An early May hike along Talon and Talon North provided many wildlife encounters of prairie dogs, first sightings of rattlesnakes (saw three different ones along the trail along different parts of lower Talon), and budding foliage as Spring takes hold. Granted this hike was just days before Colorado Springs’ additional Spring snowfall – but the wildlife is awake and thriving.


Early May on the Talon Trail – Cheyenne Mountain State Park

Continue reading Talon & Talon North Trails @ Cheyenne Mountain State Park (Colorado Springs, Colorado)

Print Friendly, PDF & Email
Share

Snowshoeing at Mueller State Park (Colorado)


Mueller State Park, Colorado

Snow-Shoeing at Mueller State Park, Colorado
Mueller State Park, Colorado
http://parks.state.co.us/parks/mueller/

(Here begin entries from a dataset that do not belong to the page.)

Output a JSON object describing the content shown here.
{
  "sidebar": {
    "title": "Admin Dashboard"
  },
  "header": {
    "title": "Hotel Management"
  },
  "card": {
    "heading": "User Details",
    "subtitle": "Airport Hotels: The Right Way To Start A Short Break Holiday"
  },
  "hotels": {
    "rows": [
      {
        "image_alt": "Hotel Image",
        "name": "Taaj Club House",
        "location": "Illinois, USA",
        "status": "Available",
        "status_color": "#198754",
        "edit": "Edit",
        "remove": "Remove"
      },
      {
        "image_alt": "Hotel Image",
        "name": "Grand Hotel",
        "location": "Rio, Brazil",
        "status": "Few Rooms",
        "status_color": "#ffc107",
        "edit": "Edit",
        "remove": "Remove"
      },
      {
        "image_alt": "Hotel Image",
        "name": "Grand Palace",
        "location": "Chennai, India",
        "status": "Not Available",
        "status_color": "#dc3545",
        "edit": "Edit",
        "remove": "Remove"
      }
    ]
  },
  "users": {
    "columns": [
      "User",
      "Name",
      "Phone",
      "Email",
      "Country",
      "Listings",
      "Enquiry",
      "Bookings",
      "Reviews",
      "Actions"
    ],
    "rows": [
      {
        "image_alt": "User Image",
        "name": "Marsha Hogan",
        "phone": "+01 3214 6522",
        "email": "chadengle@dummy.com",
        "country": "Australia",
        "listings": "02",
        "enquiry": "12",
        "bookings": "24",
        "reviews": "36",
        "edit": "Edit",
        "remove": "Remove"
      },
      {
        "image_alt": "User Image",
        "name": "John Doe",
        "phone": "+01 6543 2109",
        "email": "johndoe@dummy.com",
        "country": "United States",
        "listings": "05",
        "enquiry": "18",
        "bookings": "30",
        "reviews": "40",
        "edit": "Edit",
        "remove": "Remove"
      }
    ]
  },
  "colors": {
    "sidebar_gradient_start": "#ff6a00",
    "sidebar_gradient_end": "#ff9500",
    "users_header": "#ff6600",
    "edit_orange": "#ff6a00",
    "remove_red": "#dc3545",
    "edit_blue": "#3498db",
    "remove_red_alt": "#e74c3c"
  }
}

Just down the road from the infamous mining and gambling town of Cripple Creek as well as ‘Divide’ Colorado is a 5,112 acre tract Colorado State Park called “Mueller State Park”. This wonderful Park boasts over 55 miles of trails for hiking, biking, and snoe showing. THe Park is also notorious for horseback riding, camping year-round, hunting, snow-shoeing, sledding, snowtubing, and cross country skiing. Mueller is home to the black bear, eagles, hawks, Bighorn Sheep, and Elk amongst many other critters. The park has over 132 campsites, 16 of which are open for winter camping. There are also 3 cabins for rent year-round. Pets are welcomed in the campgrounds, picnic areas, and along the park’s roads, but not on the hiking trails. Average park elevation is 9,600 feet above sea level. All trails are for hiking and snow shoeing, while there are 27 miles available for horseback riding and 19 miles for mountain biking. Stunning views.

I visited this park on March 28th (2010) for my 2nd day of my virgin snow shoeing experience and found this Park and its trails, even in March, to be most excellent for snow sports especially snow shoeing. I took a nice 3 mile jaunt down Elk Meadow and very pleased with the scenery, trail, and terrain. The snow and trail was perfect. I will definitely be back. Snow shoeing is a type of footwear for walking over snow by distributing equally a person’s weight so one doesn’t sink into the snow. Rating: 5 stars out of 5.


Mueller State Park, Colorado

Continue reading Snowshoeing at Mueller State Park (Colorado)

Print Friendly, PDF & Email
Share